Philippe Jabre, the former star trader at the hedge fund GLG, was last night considering whether to appeal against a £750,000 fine for market abuse and violating market conduct.
He has 28 days in which to do so, as does GLG, which was also handed a £750,000 penalty by the Financial Services Authority.
The City watchdog's Regulatory Decisions Committee found Europe's biggest hedge fund manager "vicariously liable" for a failure to monitor properly Mr Jabre.
The fines are the heftiest handed down to any hedge fund and are equal to the biggest slapped on any individual, but Mr Jabre has not been banned or suspended from trading in the UK.
The RDC's decision followed a two-year investigation into whether Mr Jabre traded in the Japanese financial company Sumitomo on inside information properly conveyed to him by John Rustum, who was with Goldman Sachs at the time.

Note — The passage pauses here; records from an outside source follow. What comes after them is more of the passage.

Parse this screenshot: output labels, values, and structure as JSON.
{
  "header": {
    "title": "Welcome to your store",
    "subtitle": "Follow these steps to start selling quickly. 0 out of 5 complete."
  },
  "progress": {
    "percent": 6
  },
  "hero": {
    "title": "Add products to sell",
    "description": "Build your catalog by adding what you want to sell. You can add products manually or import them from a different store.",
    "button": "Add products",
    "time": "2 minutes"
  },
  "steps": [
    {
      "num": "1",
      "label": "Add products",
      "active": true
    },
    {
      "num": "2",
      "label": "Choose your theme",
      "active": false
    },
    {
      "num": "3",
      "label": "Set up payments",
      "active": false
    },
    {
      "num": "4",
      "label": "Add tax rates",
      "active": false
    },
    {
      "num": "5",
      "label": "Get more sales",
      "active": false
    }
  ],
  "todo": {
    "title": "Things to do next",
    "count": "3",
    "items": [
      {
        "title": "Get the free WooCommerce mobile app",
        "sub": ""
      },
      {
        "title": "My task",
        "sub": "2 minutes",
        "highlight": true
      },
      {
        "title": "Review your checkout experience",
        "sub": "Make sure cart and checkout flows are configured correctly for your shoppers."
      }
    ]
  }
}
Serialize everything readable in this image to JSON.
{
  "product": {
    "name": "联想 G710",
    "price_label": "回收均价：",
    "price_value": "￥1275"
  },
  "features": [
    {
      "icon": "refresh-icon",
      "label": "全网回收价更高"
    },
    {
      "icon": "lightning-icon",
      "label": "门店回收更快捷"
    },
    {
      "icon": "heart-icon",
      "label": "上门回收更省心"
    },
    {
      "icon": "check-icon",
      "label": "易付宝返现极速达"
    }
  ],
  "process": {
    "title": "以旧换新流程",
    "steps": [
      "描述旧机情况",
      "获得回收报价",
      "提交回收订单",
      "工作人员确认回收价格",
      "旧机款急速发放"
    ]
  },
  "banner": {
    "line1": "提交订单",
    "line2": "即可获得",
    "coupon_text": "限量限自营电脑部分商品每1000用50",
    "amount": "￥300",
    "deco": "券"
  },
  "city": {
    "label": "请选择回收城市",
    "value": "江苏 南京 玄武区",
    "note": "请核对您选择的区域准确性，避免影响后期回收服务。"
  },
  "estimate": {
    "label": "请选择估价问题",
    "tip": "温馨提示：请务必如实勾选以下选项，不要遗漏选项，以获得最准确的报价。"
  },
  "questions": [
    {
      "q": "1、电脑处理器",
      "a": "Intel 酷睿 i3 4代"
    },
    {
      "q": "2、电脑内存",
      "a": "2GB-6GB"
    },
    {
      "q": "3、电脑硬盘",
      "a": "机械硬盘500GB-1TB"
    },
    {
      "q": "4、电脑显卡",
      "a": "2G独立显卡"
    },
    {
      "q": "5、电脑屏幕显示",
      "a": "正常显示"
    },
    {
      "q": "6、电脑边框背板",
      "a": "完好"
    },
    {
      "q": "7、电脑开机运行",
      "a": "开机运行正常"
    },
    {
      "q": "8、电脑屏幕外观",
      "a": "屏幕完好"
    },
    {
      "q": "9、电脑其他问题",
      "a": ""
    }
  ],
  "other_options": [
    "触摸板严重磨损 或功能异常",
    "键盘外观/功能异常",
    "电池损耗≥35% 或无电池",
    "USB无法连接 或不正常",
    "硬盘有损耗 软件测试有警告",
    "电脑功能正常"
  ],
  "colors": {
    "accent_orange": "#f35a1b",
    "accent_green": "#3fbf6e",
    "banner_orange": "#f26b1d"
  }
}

It marks the conclusion of the first major case brought by the FSA against the secretive and sometimes controversial hedge fund industry.
Last year Hector Sants, the FSA's managing director for wholesale and institutional markets, delivered a sharp warning to hedge funds about a crackdown on abuses.
GLG's will be seen within the FSA as a test case and a victory, although it is said that the regulator had wanted a heavier fine.
The publicity-shy, Mayfair-based GLG is more likely to be discomforted by the unwelcome glare of the spotlight than the size of its financial penalty.
Of its £6.6bn of funds under management, some 70 per cent is derived from wealthy individuals including Saudi princes and European industrialists who invest a minimum of $100,000 (£57,100) each.
Mr Jabre, who is understood to have been told of the FSA's decision late on Tuesday, is thought unlikely to return GLG, where he has worked since 1997.
His relationship with two founding partners, Israeli-American Noam Gottesman and Belgian Pierre Lagrange, has become increasingly fractious.
They have told investors not to count on Mr Jabre's return, regardless of the outcome of the FSA's investigation.
Should either GLG or Mr Jabre choose to appeal, the case will be heard in public and from the beginning by the Financial Services and Markets Tribunal.
That is where Paul "The Plumber" Davidson is appealing against his £750,000 for alleged market abuse.Reuse content